02:25 AM

MediaWatch: Can France's Le Monde Turnaround Its Fortunes?

Frédéric Filloux writing on the "Monday Note" has a good analysis of France's premier newspaper "Le Monde" and its efforts at a turnaround.

Le Monde is now owned by a triumvirate: Xavier Niel, a telecom entrepreneur, provided the bulk of the €110m ($130m) injected in the venture; Matthieu Pigasse, head of Lazard France, and Pierre Bergé, co-founder of Yves Saint-Laurent fashion house. Now, as the paper prepares to replace its editor, the new owners' turnaround operation faces tough challenges.

He writes that the newspaper's largest challenge is trying to ditch its printing press.

Le Monde still owns a cathedral that is both obsolete and costly to operate. The facility, controlled by the omnipotent Printer's Union, is plagued by productions inefficiencies and loses its clients one after the other. The plant currently employs 300 people where 100 would be more than enough. That's about €12m a year in potential savings.

Fortunately, the government is ready to help:

In Le Monde's case, as part of the industry's restructuring plan, the French government has set aside adequate funds and is ready to pick-up most of the tab. (For the long run, the Sarkozy administration wants to reduce the subsidies that accounts for 12% of the French dailies revenues but, in the interim, will provide financial support for transitions towards more durable structures.)

A larger challenge is in its most valuable asset, its digital operations, which it does not control completely.

Mr Filloux also revealed that he had rebuffed overtures to apply for the prestigious role of editor of Le Monde.

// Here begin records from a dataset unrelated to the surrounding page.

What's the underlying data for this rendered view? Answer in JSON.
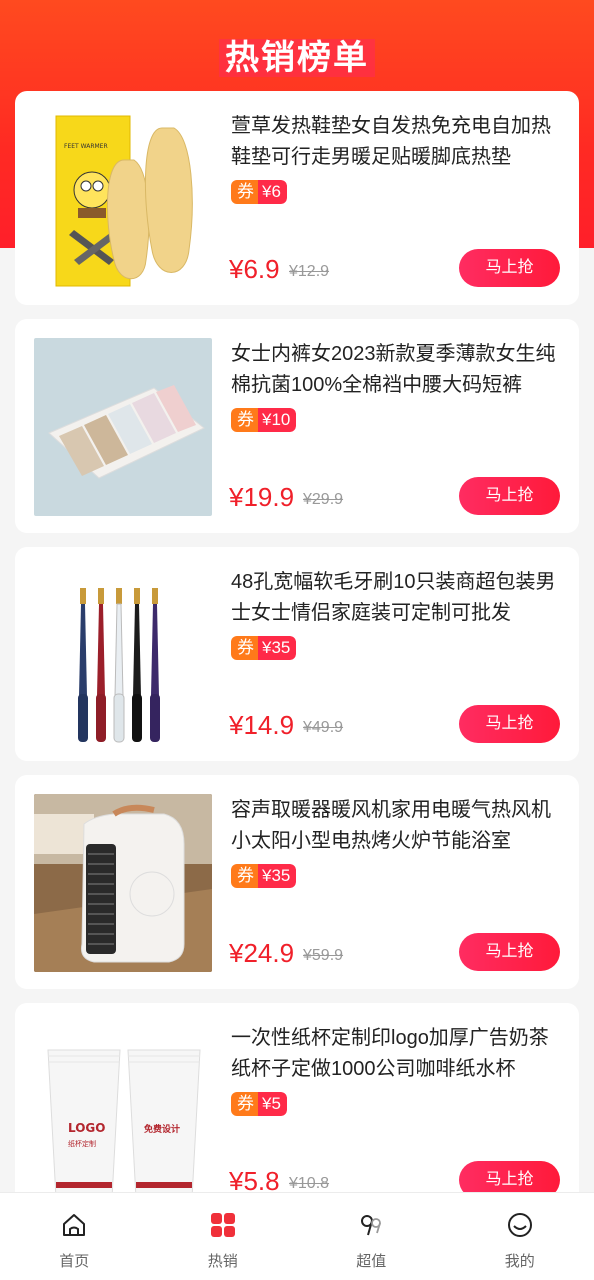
{
  "header": {
    "title": "热销榜单"
  },
  "products": [
    {
      "title": "萱草发热鞋垫女自发热免充电自加热鞋垫可行走男暖足贴暖脚底热垫",
      "coupon_tag": "券",
      "coupon_value": "¥6",
      "price": "¥6.9",
      "original_price": "¥12.9",
      "buy_label": "马上抢",
      "image_label": "FEET WARMER"
    },
    {
      "title": "女士内裤女2023新款夏季薄款女生纯棉抗菌100%全棉裆中腰大码短裤",
      "coupon_tag": "券",
      "coupon_value": "¥10",
      "price": "¥19.9",
      "original_price": "¥29.9",
      "buy_label": "马上抢"
    },
    {
      "title": "48孔宽幅软毛牙刷10只装商超包装男士女士情侣家庭装可定制可批发",
      "coupon_tag": "券",
      "coupon_value": "¥35",
      "price": "¥14.9",
      "original_price": "¥49.9",
      "buy_label": "马上抢"
    },
    {
      "title": "容声取暖器暖风机家用电暖气热风机小太阳小型电热烤火炉节能浴室",
      "coupon_tag": "券",
      "coupon_value": "¥35",
      "price": "¥24.9",
      "original_price": "¥59.9",
      "buy_label": "马上抢"
    },
    {
      "title": "一次性纸杯定制印logo加厚广告奶茶纸杯子定做1000公司咖啡纸水杯",
      "coupon_tag": "券",
      "coupon_value": "¥5",
      "price": "¥5.8",
      "original_price": "¥10.8",
      "buy_label": "马上抢",
      "image_label_1": "LOGO",
      "image_label_2": "纸杯定制",
      "image_label_3": "免费设计"
    }
  ],
  "tabbar": [
    {
      "label": "首页",
      "icon": "home-icon"
    },
    {
      "label": "热销",
      "icon": "grid-icon",
      "active": true
    },
    {
      "label": "超值",
      "icon": "ninety-nine-icon"
    },
    {
      "label": "我的",
      "icon": "smile-icon"
    }
  ],
  "colors": {
    "accent": "#ff2a48",
    "header": "#ff3a22",
    "coupon_orange": "#ff7a1a"
  }
}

He said he wasn't interested in the job because:

The editor's job, as it is now defined, has been stripped of any influence on the company's strategy. Such a job needs a say on essential matters such as the printing plant, or the way Le Monde controls its digital unit. We need to know the new owners will involve the editor in such matters. For their defense, most journalists are totally divorced from any kind of management culture. In my case, I don't believe a media can be effectively managed solely by making decisions for the main editorial or the home page.

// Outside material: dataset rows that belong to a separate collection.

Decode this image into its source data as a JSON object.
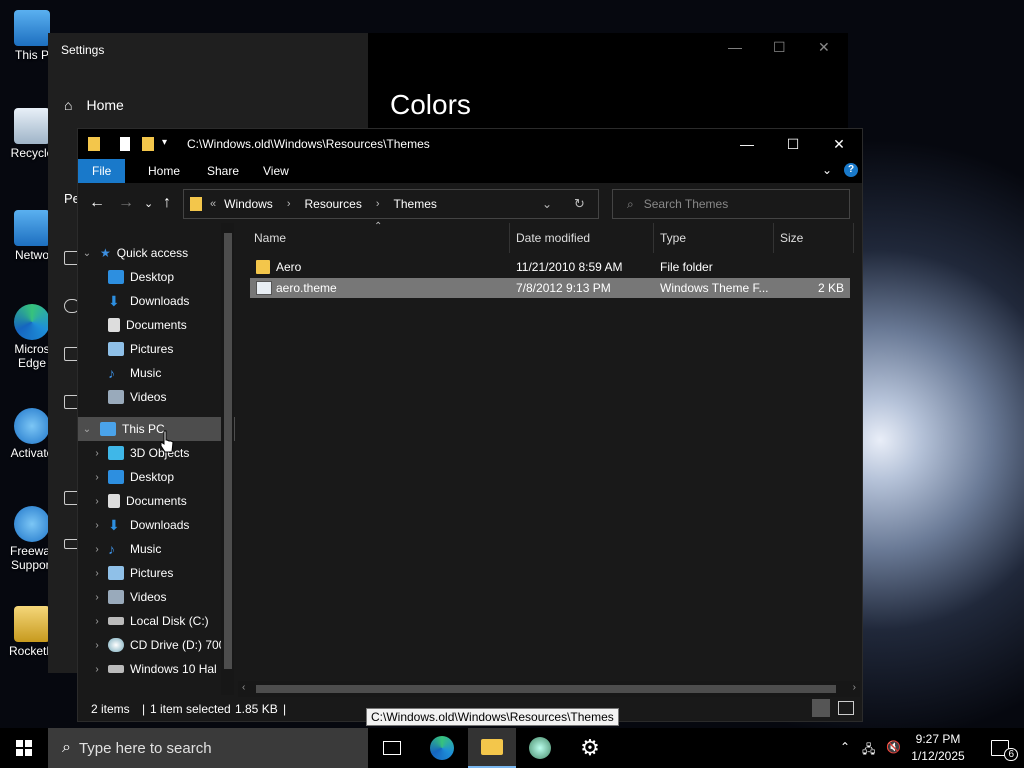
{
  "desktop": {
    "icons": [
      {
        "label": "This P"
      },
      {
        "label": "Recycle"
      },
      {
        "label": "Netwo"
      },
      {
        "label": "Micros Edge"
      },
      {
        "label": "Activato"
      },
      {
        "label": "Freewar Support"
      },
      {
        "label": "RocketD"
      }
    ]
  },
  "settings": {
    "title": "Settings",
    "home": "Home",
    "heading": "Colors",
    "sidebar_partial": "Pe"
  },
  "explorer": {
    "title_path": "C:\\Windows.old\\Windows\\Resources\\Themes",
    "ribbon_tabs": [
      "File",
      "Home",
      "Share",
      "View"
    ],
    "breadcrumb": [
      "Windows",
      "Resources",
      "Themes"
    ],
    "breadcrumb_prefix": "«",
    "search_placeholder": "Search Themes",
    "nav": {
      "quick_access": "Quick access",
      "quick_items": [
        "Desktop",
        "Downloads",
        "Documents",
        "Pictures",
        "Music",
        "Videos"
      ],
      "this_pc": "This PC",
      "pc_items": [
        "3D Objects",
        "Desktop",
        "Documents",
        "Downloads",
        "Music",
        "Pictures",
        "Videos",
        "Local Disk (C:)",
        "CD Drive (D:) 700",
        "Windows 10 Hal"
      ]
    },
    "columns": [
      "Name",
      "Date modified",
      "Type",
      "Size"
    ],
    "files": [
      {
        "name": "Aero",
        "date": "11/21/2010 8:59 AM",
        "type": "File folder",
        "size": ""
      },
      {
        "name": "aero.theme",
        "date": "7/8/2012 9:13 PM",
        "type": "Windows Theme F...",
        "size": "2 KB"
      }
    ],
    "status": {
      "items": "2 items",
      "selected": "1 item selected",
      "size": "1.85 KB"
    },
    "tooltip": "C:\\Windows.old\\Windows\\Resources\\Themes"
  },
  "taskbar": {
    "search_placeholder": "Type here to search",
    "time": "9:27 PM",
    "date": "1/12/2025",
    "notification_count": "6"
  },
  "colors": {
    "accent": "#1979ca",
    "selected_row": "#777777",
    "folder": "#f3c64b"
  }
}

Le Monde's turnaround will be interesting to watch and to see if there are any lessons for US newspapers